Japanese artist Toshiko Horiuchi-MacAdam is considered one of Japan’s leading fiber artists, using knitting and crochet as the foundation for much of her work.
Her website explains that she specializes in “creating large, interactive textile environments that function both as imaginative and vibrant explorations of color and form, at the same time as providing thrilling play environments.”
Starting as an empty white room, Roman Ondak’s Measuring the Universe at Tate St Ives has grown through the contribution of around 90,000 participants to a constellation of black marks.
Through the simple action of measuring oneself, Ondak’s work doesn’t just expand on ideas of space and the universal but also the personal, creating a growing living artwork that questions just what a museum is for.
Layers of Painted Glass Form Three-Dimensional Trees
Artist Ardan Ozmenoglu redefines everyday objects in her visually complex sculptures. In the tree sculptures above, the Turkish artist breaks the object down into rows of hand-painted glass.
A single sheet of glass appears to be completely abstract, however, by combining the fragmented parts into repetitive rows, she gives new life to the tree which changes appearance based on the position of the viewer.
“I was on an express bus, looking at the pavement which passed my eyes at a high speed accelerated by the car engine. Looking still for some time, my vision automatically focused into a grainy surface of the pavement – appearing enlarged in my eyes. I do not entirely rely on my visionary sense because my eyes are spheres having limited sensitivities. What if my eyes have rectangular pupils? Another world-view will then be my reality.

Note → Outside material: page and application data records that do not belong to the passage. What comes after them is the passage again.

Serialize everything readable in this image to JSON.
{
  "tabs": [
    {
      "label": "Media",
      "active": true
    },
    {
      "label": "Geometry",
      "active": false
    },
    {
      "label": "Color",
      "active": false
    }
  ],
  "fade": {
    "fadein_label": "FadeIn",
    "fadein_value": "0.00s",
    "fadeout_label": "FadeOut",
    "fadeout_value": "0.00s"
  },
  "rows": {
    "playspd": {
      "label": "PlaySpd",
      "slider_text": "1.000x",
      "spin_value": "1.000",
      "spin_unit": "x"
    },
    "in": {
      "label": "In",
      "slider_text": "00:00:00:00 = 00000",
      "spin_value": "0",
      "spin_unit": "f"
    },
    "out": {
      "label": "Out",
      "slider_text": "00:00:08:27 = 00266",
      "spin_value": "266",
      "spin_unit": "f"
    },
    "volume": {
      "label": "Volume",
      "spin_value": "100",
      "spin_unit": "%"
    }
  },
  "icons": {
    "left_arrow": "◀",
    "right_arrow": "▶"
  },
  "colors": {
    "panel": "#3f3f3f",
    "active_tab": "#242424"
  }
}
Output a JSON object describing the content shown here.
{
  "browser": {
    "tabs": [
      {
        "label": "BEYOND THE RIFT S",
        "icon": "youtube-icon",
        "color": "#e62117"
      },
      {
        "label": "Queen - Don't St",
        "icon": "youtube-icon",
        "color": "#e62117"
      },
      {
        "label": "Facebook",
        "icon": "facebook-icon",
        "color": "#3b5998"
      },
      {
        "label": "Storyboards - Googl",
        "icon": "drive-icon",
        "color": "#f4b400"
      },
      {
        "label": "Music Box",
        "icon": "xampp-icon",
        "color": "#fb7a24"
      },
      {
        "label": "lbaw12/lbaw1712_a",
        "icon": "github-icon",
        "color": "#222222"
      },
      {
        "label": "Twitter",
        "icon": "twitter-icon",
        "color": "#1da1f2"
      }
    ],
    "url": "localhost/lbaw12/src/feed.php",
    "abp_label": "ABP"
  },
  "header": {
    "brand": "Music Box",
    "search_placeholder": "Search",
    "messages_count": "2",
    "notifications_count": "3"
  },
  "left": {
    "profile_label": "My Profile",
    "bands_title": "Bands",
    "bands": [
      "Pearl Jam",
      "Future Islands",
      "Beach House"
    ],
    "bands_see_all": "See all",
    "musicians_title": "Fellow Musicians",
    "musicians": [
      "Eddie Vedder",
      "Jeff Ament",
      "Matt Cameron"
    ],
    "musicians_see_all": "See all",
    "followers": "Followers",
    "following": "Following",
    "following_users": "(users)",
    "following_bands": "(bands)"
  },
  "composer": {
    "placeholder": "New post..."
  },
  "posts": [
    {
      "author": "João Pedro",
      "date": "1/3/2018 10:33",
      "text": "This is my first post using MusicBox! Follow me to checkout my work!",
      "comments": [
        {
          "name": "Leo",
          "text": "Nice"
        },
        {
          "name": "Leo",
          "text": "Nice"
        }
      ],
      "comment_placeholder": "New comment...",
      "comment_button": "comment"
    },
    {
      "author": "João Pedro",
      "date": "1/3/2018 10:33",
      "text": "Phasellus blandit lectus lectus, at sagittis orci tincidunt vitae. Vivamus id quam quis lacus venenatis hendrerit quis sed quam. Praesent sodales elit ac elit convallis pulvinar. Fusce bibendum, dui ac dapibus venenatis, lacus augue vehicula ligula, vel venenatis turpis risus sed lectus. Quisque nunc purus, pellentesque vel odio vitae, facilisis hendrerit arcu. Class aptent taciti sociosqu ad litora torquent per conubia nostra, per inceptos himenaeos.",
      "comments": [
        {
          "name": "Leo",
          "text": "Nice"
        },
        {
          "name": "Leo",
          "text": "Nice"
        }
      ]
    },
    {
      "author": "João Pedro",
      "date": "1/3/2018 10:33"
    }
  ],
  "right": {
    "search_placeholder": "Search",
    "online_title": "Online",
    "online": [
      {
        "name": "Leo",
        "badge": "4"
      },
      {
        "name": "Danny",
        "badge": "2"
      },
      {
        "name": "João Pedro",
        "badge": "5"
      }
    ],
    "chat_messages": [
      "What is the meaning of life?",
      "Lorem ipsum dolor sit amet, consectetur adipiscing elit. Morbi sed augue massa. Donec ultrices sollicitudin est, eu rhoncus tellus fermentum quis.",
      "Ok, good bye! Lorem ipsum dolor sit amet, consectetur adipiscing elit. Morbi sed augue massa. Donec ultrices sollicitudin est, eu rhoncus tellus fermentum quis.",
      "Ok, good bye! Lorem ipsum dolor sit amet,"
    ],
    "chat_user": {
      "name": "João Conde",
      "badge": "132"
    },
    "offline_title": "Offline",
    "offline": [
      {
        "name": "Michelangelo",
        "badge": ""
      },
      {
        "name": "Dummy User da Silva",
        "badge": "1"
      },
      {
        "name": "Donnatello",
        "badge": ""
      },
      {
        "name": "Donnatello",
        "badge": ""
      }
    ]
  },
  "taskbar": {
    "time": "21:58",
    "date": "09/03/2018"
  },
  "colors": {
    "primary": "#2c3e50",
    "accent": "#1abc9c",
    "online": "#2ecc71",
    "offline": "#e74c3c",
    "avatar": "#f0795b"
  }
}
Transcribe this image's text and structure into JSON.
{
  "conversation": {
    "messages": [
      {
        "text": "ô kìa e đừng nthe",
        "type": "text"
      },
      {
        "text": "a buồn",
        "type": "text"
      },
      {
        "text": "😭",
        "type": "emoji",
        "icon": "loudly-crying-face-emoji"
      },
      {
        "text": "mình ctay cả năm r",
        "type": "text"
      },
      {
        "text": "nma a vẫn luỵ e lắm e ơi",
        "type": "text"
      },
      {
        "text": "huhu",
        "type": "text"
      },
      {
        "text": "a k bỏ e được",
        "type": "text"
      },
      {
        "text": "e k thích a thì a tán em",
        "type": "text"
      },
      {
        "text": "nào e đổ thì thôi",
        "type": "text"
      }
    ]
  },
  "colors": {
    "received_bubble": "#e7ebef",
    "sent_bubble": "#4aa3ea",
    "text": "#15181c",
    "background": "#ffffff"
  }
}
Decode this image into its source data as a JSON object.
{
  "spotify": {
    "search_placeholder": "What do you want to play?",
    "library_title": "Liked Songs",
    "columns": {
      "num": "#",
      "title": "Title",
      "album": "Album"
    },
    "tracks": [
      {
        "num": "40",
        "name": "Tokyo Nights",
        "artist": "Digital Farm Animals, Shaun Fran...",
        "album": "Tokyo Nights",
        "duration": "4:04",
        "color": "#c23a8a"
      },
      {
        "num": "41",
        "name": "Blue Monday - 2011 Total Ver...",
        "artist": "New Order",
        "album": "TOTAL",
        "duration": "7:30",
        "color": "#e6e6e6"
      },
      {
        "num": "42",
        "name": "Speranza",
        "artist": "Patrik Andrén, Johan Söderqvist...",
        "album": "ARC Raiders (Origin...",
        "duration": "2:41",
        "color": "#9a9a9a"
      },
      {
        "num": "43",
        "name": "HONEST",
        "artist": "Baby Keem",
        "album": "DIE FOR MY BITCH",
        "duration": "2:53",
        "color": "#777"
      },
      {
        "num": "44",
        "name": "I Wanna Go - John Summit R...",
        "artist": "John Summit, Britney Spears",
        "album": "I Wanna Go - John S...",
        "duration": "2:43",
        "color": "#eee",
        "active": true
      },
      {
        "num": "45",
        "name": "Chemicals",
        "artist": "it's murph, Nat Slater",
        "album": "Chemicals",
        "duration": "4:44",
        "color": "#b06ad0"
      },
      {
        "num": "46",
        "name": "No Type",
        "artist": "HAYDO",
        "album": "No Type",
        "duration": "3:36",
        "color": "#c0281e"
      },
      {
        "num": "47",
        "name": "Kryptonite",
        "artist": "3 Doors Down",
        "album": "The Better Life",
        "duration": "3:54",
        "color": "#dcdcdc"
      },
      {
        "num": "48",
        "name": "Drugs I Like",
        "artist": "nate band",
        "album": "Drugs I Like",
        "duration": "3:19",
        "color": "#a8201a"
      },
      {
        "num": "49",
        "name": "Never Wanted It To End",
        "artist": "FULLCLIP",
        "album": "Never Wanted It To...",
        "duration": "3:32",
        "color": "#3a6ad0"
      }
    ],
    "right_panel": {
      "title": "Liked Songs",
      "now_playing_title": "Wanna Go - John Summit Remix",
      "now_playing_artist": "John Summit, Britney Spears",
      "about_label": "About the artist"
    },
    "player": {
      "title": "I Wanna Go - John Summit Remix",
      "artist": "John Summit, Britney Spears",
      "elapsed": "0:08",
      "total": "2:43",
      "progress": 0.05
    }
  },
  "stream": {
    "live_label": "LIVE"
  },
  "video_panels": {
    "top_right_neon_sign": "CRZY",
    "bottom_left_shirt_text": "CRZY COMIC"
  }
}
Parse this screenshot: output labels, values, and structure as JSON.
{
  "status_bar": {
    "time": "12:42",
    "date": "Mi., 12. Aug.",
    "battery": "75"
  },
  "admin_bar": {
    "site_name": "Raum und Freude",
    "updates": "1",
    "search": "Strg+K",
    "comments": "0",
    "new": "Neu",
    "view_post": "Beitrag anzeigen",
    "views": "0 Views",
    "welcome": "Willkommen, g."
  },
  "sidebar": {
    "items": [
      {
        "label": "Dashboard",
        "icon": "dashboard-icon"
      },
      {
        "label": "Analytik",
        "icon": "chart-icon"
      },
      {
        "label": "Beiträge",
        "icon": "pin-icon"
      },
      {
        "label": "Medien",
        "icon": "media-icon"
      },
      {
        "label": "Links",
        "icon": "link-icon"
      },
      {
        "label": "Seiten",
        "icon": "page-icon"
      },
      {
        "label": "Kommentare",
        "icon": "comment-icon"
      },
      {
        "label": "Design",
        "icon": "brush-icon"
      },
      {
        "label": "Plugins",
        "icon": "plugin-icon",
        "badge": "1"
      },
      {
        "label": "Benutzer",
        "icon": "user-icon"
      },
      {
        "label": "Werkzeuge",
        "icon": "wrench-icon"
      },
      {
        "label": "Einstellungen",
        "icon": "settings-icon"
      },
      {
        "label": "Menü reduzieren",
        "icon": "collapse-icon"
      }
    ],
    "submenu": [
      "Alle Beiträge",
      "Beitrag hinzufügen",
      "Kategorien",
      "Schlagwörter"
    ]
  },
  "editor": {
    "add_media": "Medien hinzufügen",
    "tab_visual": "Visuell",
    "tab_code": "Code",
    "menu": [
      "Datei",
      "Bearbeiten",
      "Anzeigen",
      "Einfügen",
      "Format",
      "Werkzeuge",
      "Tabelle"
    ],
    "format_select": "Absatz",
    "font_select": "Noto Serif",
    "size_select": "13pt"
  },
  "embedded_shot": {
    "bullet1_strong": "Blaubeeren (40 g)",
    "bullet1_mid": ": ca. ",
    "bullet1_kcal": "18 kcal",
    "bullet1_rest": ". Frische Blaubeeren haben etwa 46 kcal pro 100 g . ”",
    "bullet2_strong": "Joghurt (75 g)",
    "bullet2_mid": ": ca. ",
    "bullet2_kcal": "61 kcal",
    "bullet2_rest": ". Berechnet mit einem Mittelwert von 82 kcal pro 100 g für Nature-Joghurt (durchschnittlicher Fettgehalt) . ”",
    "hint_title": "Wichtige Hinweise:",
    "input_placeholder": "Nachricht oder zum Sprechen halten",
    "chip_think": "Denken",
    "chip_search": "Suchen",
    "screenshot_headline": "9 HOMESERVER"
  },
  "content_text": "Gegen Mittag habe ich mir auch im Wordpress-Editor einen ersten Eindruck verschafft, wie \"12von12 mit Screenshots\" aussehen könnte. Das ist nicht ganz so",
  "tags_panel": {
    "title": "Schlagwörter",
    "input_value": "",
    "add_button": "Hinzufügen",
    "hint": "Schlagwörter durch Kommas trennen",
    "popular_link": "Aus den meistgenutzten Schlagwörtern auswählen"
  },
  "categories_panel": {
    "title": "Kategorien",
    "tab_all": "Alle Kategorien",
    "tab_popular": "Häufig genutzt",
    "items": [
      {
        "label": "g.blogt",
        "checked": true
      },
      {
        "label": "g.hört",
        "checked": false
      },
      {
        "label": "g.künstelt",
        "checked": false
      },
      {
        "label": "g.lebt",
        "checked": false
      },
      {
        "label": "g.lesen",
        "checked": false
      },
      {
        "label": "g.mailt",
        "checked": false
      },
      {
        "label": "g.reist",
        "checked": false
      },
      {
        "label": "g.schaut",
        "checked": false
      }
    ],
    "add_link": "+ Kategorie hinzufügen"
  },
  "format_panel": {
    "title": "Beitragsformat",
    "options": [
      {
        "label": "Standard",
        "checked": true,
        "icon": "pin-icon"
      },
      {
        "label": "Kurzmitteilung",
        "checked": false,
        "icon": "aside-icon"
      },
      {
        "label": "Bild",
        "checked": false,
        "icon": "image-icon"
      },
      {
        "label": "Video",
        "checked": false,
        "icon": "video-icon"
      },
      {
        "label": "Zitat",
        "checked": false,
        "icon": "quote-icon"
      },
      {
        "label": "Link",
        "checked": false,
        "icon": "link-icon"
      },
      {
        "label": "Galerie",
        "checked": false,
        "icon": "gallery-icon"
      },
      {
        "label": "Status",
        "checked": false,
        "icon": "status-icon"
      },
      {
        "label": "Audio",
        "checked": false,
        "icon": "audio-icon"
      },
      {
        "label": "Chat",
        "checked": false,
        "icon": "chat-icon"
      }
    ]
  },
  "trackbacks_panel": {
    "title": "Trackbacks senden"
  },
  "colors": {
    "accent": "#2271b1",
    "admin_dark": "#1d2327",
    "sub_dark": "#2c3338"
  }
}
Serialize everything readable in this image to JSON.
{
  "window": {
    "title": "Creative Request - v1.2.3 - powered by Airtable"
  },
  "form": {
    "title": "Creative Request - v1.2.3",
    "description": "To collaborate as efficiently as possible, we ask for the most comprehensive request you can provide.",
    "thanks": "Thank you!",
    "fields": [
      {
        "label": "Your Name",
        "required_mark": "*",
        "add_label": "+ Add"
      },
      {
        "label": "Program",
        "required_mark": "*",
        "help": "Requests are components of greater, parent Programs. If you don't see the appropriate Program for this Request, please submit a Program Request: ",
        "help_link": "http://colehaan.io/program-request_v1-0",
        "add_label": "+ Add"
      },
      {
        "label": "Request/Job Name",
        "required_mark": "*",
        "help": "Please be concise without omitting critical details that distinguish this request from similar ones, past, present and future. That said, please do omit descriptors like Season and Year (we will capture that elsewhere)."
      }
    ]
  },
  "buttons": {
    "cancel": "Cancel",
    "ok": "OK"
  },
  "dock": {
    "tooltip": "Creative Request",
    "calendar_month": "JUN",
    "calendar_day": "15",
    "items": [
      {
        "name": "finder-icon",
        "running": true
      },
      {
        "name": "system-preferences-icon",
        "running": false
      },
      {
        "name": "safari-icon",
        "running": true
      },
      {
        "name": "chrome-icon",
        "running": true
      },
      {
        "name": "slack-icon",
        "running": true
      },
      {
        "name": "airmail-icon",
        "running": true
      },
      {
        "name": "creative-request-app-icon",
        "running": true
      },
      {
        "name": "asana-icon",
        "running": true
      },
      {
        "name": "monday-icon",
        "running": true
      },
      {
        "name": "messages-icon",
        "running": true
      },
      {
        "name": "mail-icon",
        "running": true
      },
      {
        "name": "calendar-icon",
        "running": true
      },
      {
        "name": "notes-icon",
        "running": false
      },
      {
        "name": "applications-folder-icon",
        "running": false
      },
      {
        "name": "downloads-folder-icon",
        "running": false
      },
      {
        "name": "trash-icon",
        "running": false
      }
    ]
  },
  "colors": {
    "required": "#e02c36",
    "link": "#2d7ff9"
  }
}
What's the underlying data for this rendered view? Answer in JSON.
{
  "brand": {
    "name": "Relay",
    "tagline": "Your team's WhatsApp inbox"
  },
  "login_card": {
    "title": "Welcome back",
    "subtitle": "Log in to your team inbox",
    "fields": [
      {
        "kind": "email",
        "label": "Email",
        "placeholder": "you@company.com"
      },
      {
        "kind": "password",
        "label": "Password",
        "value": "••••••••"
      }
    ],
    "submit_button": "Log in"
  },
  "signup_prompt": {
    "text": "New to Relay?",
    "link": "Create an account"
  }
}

Imagine how insects with facet-eye like flies or birds view the world? The birds can capture an ultraviolet ray invisible to human, so they must have their own version of reality unique to their visionary sense.” - Haruka Kojin